This is the amount that your project will cost to build. There is only one person in the World that knows how much this will be: your builder. He’s the guy (or gal) that is laying their economic life on the line, declaring that if you pay them a certain amount, they will provide for you, your requested home on your land. That is a gutsy person. I’ve heard a lot of bad things about contractors in my life, but let me tell you, I would never want to be in their shoes! They deal with about 50+ subcontractors on every project and if they have to fire one, who knows if they will be able to replace them for the same amount as the one they dismissed? Very chancy. And building material prices change all the time, based on whether or not emerging countries like China are absorbing most of the World’s steel production because of their growth spurt. Yet your builder stands tall, saying that they will do this thing for you, for a certain amount. Amazing. Many have clauses in their agreement to help them cover certain unexpected things, which of course means that you will end up paying for some of these. You are not buying a loaf of bread for $1.29 from a supermarket. You are having a one of a kind custom home built for you for the first time on your unique land and there are unknowns. Having a detailed, comprehensive set of architectural documents is one of your best hedges against the unknowns, so that your builder understands what he/she is getting into. The more defined that architect’s drawings and specifications are, the better prepared your builder is and the fewer surprises they will have, which means fewer surprises (usually not a good thing in construction) for you.
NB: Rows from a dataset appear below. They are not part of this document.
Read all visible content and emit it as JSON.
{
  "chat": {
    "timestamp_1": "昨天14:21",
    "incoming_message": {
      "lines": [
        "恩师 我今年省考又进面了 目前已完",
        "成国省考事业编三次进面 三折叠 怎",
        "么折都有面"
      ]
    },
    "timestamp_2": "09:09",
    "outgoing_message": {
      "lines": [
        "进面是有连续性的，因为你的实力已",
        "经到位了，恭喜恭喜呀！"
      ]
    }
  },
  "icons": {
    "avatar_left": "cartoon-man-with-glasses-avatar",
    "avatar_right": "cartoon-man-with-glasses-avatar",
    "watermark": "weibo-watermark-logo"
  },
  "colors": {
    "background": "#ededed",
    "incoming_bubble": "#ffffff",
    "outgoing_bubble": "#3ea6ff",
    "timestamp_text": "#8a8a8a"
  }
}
When financing new homes, your Loan Amount needs to be More than your Construction Cost, to cover other aspects of your project and to have the contingency mentioned above, should the Construction Cost exceed the builder’s estimate/original proposal. Your Architect can assist you with determining these for your project. Prior to signing a contract, I would not advise in involving the builder in determining budgetary potential additional amounts to cover potential future overruns. Not good psychology.
Bottom Line : Financing New Homes:
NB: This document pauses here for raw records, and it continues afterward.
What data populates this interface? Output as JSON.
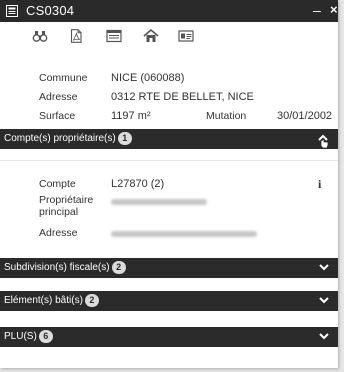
{
  "window": {
    "title": "CS0304",
    "minimize_label": "–",
    "close_label": "×"
  },
  "toolbar": {
    "icons": [
      "binoculars-icon",
      "pdf-icon",
      "list-icon",
      "home-icon",
      "card-icon"
    ]
  },
  "parcel": {
    "commune_label": "Commune",
    "commune_value": "NICE (060088)",
    "adresse_label": "Adresse",
    "adresse_value": "0312 RTE DE BELLET, NICE",
    "surface_label": "Surface",
    "surface_value": "1197 m²",
    "mutation_label": "Mutation",
    "mutation_date": "30/01/2002"
  },
  "sections": {
    "owners": {
      "label": "Compte(s) propriétaire(s)",
      "count": "1",
      "expanded": true
    },
    "subdivisions": {
      "label": "Subdivision(s) fiscale(s)",
      "count": "2"
    },
    "buildings": {
      "label": "Elément(s) bâti(s)",
      "count": "2"
    },
    "plu": {
      "label": "PLU(S)",
      "count": "6"
    }
  },
  "owner": {
    "compte_label": "Compte",
    "compte_value": "L27870 (2)",
    "proprietaire_label_line1": "Propriétaire",
    "proprietaire_label_line2": "principal",
    "adresse_label": "Adresse",
    "info_label": "i"
  },
  "colors": {
    "titlebar": "#2a2a2a",
    "section_bar": "#2b2b2b",
    "badge_bg": "#dcdcdc",
    "text": "#333333"
  }
}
Okay, so what do you do with all of this information regarding financing new houses? Get a friendly realtor to prepare your CMA that reflects that your home + land will be worth at least 1.25+ multiplied by the amount of your Loan Amount. Give this information to the bank’s appraiser. Hopefully they will regard it as a source of good information and your appraisal will take this into account. Obtain a loan amount to not only cover your Construction Cost, but that will handle your additional features and other cost increases you are likely to experience.
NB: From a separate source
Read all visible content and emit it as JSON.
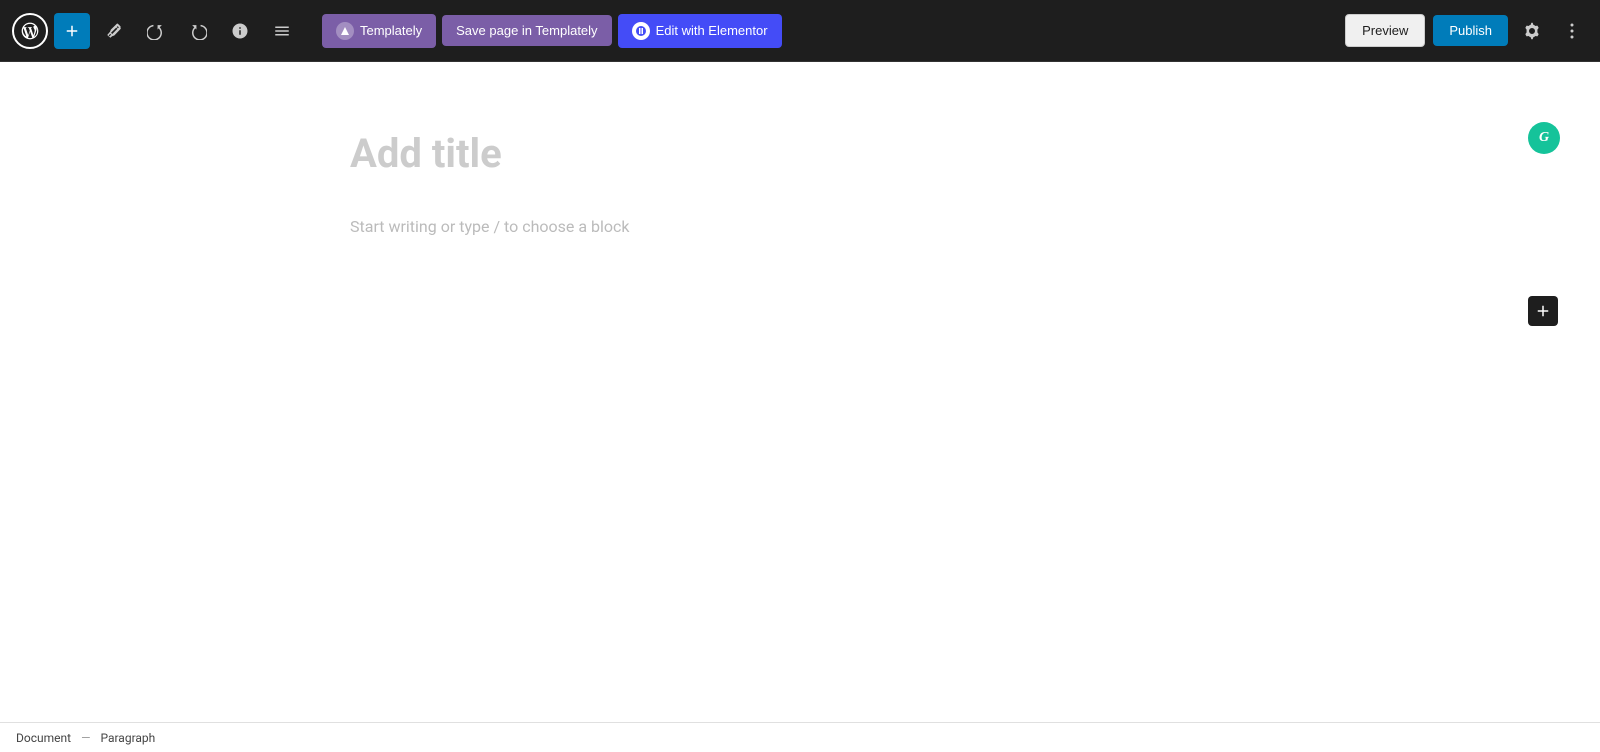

The fact that the process above has worked well for the author is no guarantee that it will work for you and your specific circumstances. Always obtain the services of a professional financial advisor, such as a certified public accountant to assist you in your financial decisions.